So a lot of disappointed birthday children as the pirate and dinosaur rooms stand empty. In better times the Riverside might host 20 parties a day at weekends.
In Scotland and Wales children don't count as a six so places like the Riverside Hub could have up to six adults supervising a children's party.
Others though have more cause for optimism. Gym and yoga groups like this one in Saffron Walden still able to meet in person, not reverting back to online sessions.
Siobhan Kemp, a yoga instructor, said: "'We've all done what we can to muddle through with online but this is better, this is how we like to practice yoga.
"It's coming together as a group, connecting even though we can do that safely, which is why I felt a bit concerned when the news came through, but so happy we're able to continue doing what we do."
But while weddings and funerals can still have receptions for up to thirty people christenings can't.
Tami White from Great Yarmouth must cancel next weekend's celebration for her baby daughter Brooke.
Tami White said: "When Brooke was born everything seems to have been cancelled or delayed. I thought we'd finally had our chance to celebrate her, but I was gutted really.

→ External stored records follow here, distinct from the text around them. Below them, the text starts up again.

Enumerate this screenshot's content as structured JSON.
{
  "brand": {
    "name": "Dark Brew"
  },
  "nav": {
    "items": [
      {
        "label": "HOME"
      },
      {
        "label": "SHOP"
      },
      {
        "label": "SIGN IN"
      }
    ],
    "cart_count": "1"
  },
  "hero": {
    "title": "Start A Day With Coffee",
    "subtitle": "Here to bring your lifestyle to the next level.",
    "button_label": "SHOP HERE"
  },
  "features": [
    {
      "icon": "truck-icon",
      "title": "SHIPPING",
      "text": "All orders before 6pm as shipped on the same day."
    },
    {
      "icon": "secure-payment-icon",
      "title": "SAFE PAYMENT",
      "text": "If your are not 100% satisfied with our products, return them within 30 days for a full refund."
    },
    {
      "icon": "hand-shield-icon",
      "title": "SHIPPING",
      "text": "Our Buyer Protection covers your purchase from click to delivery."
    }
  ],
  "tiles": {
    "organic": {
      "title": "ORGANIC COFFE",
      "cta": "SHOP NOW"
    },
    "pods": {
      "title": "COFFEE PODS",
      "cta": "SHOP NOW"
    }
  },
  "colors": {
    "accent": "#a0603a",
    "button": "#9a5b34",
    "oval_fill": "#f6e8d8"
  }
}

"I find it frustrating when you can go to the pub and be around strangers or you could go on a plane and sit near 200 strangers, but I can't sit with my family."
On the subject of pubs many in the industry hope maximising groups at six will make it easier for them to maintain social distancing among their customers.
Dawn Hopkins is licencee of The Rose in Norwich and is vice chair of the Campaign for Pubs.
Dawn Hopkins said: "It's a guideline that many of us have been working to anyway, so for a lot of people it won't make a huge amount of difference.
"It just means it's law so it's not us being awkward it's a legal requirement for pubs now to stick to groups of six."
As children explore the Riverside Hub so we're all discovering what impact the Rule of Six will have on each of us. For many there's bound to be a period of adjustment.